Warwick Work Camp inmates aid our region for second chance
Should people found guilty of committing a crime do more community service?
This poll ended on 03 September 2015.
This is not a scientific poll.

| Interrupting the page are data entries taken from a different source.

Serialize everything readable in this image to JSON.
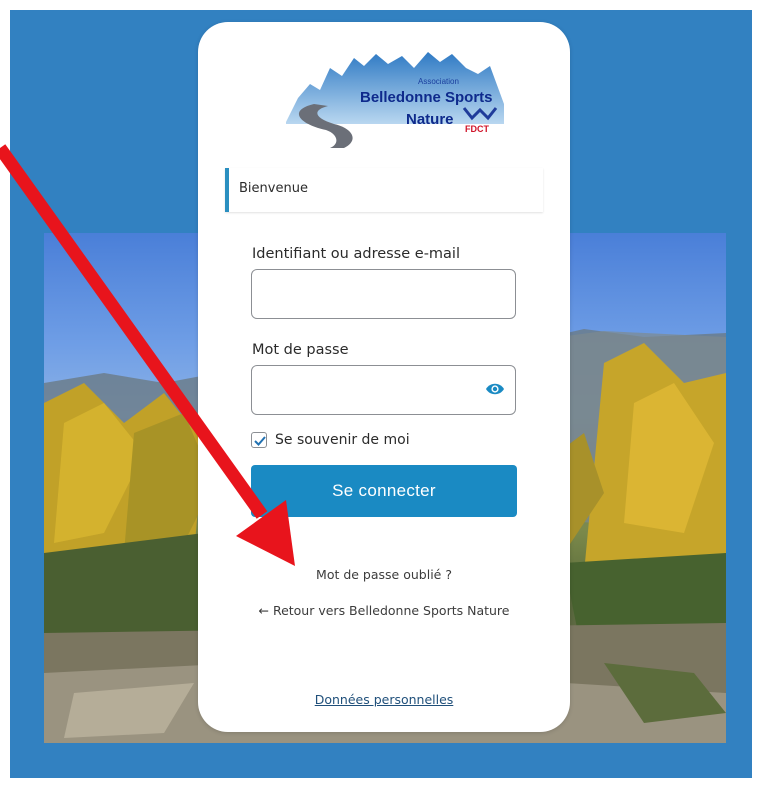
{
  "logo": {
    "line1": "Association",
    "line2": "Belledonne Sports",
    "line3": "Nature",
    "badge": "FDCT"
  },
  "notice": {
    "text": "Bienvenue"
  },
  "form": {
    "username_label": "Identifiant ou adresse e-mail",
    "username_value": "",
    "password_label": "Mot de passe",
    "password_value": "",
    "remember_label": "Se souvenir de moi",
    "remember_checked": true,
    "submit_label": "Se connecter"
  },
  "links": {
    "lost_password": "Mot de passe oublié ?",
    "back_to_site": "← Retour vers Belledonne Sports Nature",
    "privacy": "Données personnelles"
  },
  "icons": {
    "eye": "eye-icon",
    "checkmark": "checkmark-icon",
    "arrow": "annotation-arrow"
  },
  "colors": {
    "frame": "#3281c1",
    "accent": "#1a8ac3",
    "notice_border": "#2a8fc0",
    "arrow": "#e8141c"
  }
}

The results reflect only the opinions of those who chose to participate.
BEHIND the scenes of many community organisations and regional events are women from the Warwick Work Camp, a low-security facility that gives female offenders a second chance.

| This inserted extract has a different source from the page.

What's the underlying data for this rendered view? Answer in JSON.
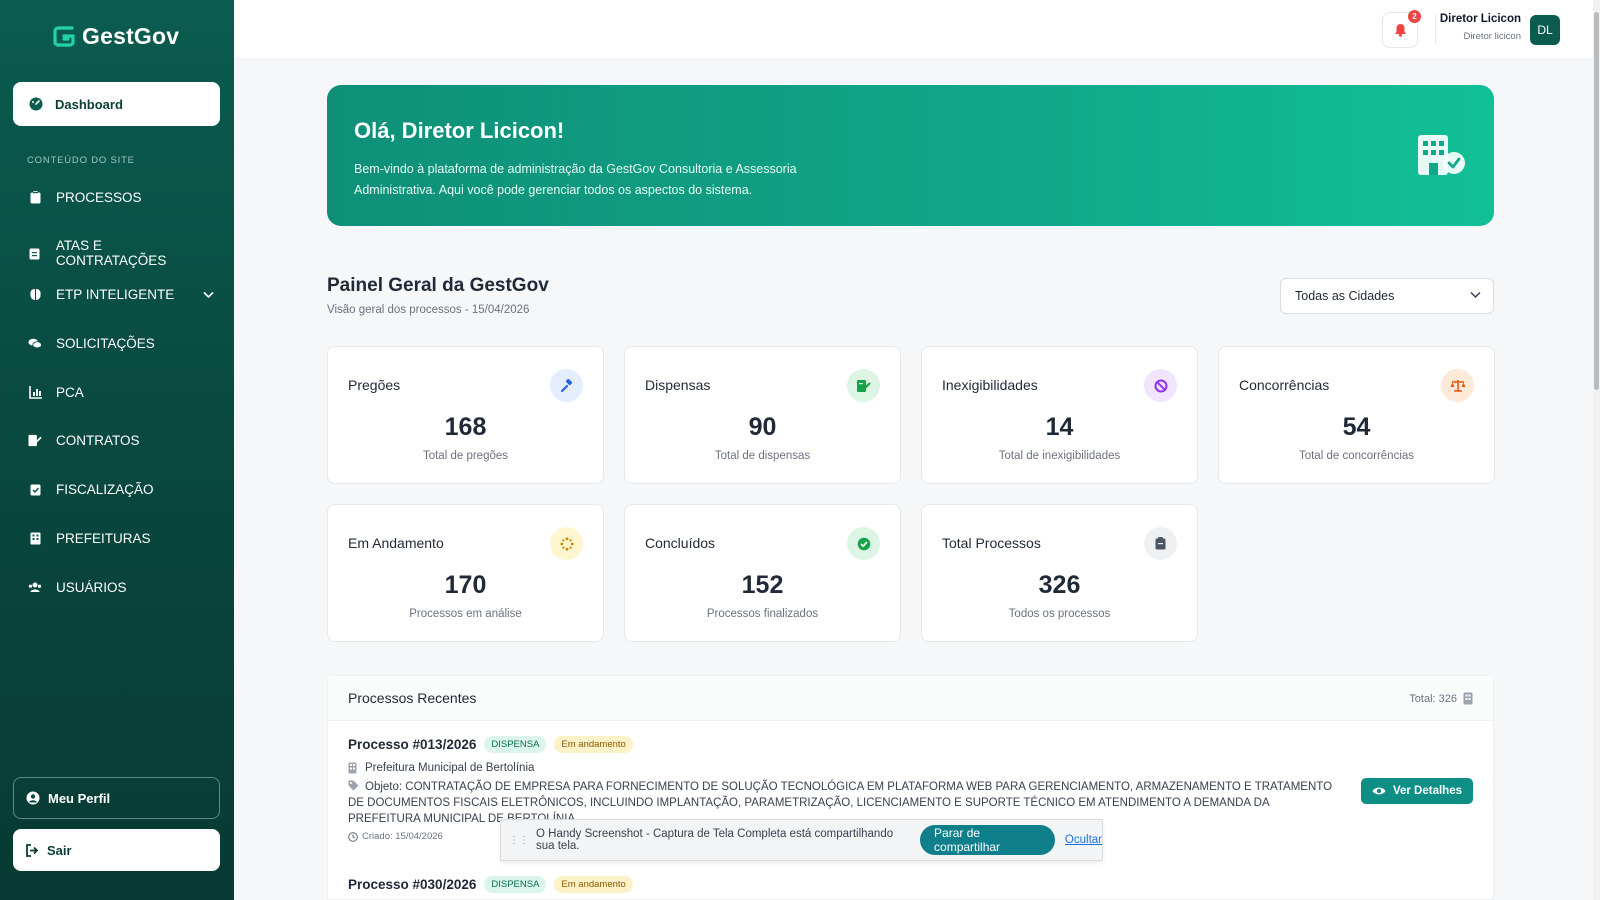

Twenty years since its inception, the camp program was granted full-time status two years ago and now provides community service to the value of $249,000 to the region each year.
Corrective Services Minister Jo-Ann Miller praised the work camp for the services it provided to the community.
"The program provides regional communities with valuable labour while providing prisoners with an opportunity to make reparation to communities and gain valuable skills," Ms Miller said.
The Warwick women's camp is one of two camps for female prisoners in the state, which inject a total of $3 million of community work into regional Queensland each year.
In the last financial year the camp provided 14,763 hours of community work at sites such as the Warwick Showgrounds and Warwick and District Historical Society Museum.
Warwick Historical Society president Janice Flood said the women from the work camp provided valuable maintenance work at the Pringle Cottage museum precinct.
"We are so reliant on the ladies for their help with keeping the buildings clean and maintenance work," Mrs Flood said.
"Their energy and enthusiasm is great."
Warwick Show and Rodeo Society Treasurer Julia Kruger said the society was just one of the organisations that benefitted from the service.
"They do ongoing grounds maintenance like mowing, and they help at rodeo and show time in the canteen," Mrs Kruger said.
"It teaches them new skills; for instance, they repainted the caretaker's house last year and they were taught how to use a sander to sand back the house.
"They're invaluable - we're truly grateful they're here.
"We would be lost without them."
Southern Downs Mayor Peter Blundell commended the program for its community contribution.
"The women contribute enormously to community groups around the region and provide a wonderful service," Cr Blundell said.
"I think it's been very worthwhile and certainly acknowledge the hard work of the people who run the program in making it so successful."
A Queensland Corrective Services spokesman said women were selected for the program that gives offenders a greater chance of reintegration into the community.
"The women have an opportunity to develop improved self-worth, confidence and valuable skills to support future employment and successful re-integration into the community," he said.